South Carolina church records, a substitute for early marriage and vital records, have a crucial part in South Carolina genealogical studies. The Church of England, later known as the Protestant Episcopal Church, was designated the state-endorsed church of South Carolina in 1706. It was tasked with noting down occurrences of births, christenings, marriages, and deaths. From 1706 to 1778, twenty-five parishes were set up, two of which belonged to the Huguenots. The South Carolina Historical and Genealogical Magazine or books have published all existing parish registers. More records from the Protestant Episcopal Church can be found at the Dalcho Historical Society, Episcopal Diocese of South Carolina, located at 1020 King St., Charleston, SC 29403. Refer also to ‘South Carolina Episcopal Church Records‘ by Margaretta, Leland, and Isabella G. Childs in South Carolina Historical Magazine 84 (October 1983): 250-63.

The first Quaker settlers in South Carolina were joined by Irish immigrants in the 1750s and later by Quakers from various regions post 1760. Refer to William F. Medlin’s Quaker Families of South Carolina and Georgia (Ben Franklin Press, 1982). South Carolina Quaker records can be found in the Encyclopedia of American Quaker Genealogy, vol. 1 edited by William Wade Hinshaw (1936; reprint, Baltimore: Genealogical Publishing Co., 1994).

Huguenots from France began settling in South Carolina in 1685, following land grants along the coast. While most early records are lost, some sources discuss early settlers and their families. Refer to the Transactions of the Huguenot Society of South Carolina, published by the Huguenot Society of South Carolina.

Presbyterians initiated their congregation in South Carolina in the early 18th century, later associating with the Reformed Presbyterian Church. Refer to Inventory of the Church Archives of South Carolina Presbyterian Churches: 1969 Arrangement with Indexes (South Carolina Historical Records Survey, Works Progress Administration, 1969). See Richard N. Cote’s ‘South Carolina Religious Records: Presbyterian Records‘ in South Carolina Historical Magazine 85 (April 1984): 145-52 for more details.

Lutherans, too, established a presence in South Carolina in the 18th century due to German and Swiss settlers. Write to the Lutheran Theological Seminary Library in Columbia, SC to access their valuable early Evangelical Lutheran records.

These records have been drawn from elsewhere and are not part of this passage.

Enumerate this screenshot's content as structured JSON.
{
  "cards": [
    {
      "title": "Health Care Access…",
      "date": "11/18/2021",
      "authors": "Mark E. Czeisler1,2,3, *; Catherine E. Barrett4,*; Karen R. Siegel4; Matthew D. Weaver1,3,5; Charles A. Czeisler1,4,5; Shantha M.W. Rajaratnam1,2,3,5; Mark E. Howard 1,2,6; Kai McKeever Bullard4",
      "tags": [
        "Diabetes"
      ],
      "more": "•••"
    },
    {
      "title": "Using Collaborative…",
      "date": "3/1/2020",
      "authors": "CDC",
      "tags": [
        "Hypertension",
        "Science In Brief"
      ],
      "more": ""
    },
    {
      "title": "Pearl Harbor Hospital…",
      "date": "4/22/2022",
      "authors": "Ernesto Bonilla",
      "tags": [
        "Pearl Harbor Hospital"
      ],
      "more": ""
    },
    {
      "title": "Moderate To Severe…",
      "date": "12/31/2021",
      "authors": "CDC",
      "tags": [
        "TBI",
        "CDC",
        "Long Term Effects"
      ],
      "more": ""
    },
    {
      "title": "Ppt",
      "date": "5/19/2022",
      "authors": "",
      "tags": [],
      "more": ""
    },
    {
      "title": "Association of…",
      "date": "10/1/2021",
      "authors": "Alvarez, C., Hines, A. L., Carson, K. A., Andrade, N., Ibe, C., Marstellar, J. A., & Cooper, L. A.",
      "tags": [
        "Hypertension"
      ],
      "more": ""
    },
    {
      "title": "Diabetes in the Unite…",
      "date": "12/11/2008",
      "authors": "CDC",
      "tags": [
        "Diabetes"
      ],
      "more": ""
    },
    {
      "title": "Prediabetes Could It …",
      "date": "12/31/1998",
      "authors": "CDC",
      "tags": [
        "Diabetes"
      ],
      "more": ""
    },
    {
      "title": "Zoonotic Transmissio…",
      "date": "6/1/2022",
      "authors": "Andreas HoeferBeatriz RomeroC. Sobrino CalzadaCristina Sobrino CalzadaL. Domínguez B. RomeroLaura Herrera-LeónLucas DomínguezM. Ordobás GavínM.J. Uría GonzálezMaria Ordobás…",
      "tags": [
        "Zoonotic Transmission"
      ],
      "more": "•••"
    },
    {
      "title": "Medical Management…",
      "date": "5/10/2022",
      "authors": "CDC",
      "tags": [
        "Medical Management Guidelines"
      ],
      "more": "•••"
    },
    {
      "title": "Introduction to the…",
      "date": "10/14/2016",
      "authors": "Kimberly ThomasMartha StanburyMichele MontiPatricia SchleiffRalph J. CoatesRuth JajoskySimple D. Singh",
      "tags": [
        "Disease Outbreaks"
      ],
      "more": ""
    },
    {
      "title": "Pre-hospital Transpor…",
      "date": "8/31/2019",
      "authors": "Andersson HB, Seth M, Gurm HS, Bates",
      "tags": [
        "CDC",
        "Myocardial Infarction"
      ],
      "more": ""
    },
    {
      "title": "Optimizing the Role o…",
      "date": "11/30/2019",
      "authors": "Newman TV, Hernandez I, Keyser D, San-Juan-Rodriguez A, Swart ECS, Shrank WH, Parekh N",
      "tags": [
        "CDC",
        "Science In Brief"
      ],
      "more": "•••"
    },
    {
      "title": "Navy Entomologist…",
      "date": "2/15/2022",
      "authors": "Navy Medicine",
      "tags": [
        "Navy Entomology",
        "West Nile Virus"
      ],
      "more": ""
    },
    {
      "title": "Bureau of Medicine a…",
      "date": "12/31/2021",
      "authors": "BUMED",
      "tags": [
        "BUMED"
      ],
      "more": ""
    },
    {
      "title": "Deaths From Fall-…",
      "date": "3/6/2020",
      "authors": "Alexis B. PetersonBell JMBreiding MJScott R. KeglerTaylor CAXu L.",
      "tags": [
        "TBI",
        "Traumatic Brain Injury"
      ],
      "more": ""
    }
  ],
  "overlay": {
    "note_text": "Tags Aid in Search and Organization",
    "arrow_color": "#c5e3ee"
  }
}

The first Roman Catholic parish was set up in Charleston in 1789. It is known for maintaining detailed records of christenings, marriages, and burials, which are stored at the Charleston Diocesan Archives in Charleston, SC.

Despite its establishment in South Carolina only in 1783, the Baptist Church is currently the state’s largest religious group. The South Carolina Baptist Historical Collection is housed in the Special Collections of the James B. Duke Library at Furman University, located in Greenville SC. A list of South Carolina Baptist church records on microfilm available for interlibrary loan can be accessed at:

Methodists settled in South Carolina around the same period as the Baptists, in 1783. Their records comprise conference records, membership lists, and historical and biographical data. For these records, reach out to the South Carolina Methodist Conference Archives, located at the Sandor Teszler Library, Wofford College, Spartanburg, SC.

For a comprehensive inventory of South Carolina’s microfilmed church records, consult the Department of Archives and History website. The Family History Library (FHL) also holds an extensive collection of these records. Additionally, the South Caroliniana Library at the University of South Carolina in Columbia maintains some of these church records.

Richard N. Cote’s ‘South Carolina Religious Records: Other Denominations,’ in South Carolina Historical Magazine 86 (January 1985): 50-61 is also worth consulting. This article addresses records from the following religious communities: African Methodist Episcopal Church; Congregational; Unitarian and Universalist Churches; the Christian Church (Disciples of Christ); French Protestant (Huguenot) Church; Jews; Lutheran Church; Roman Catholic Church; and the Society of Friends (Quakers).

Pin It on Pinterest

Scroll to Top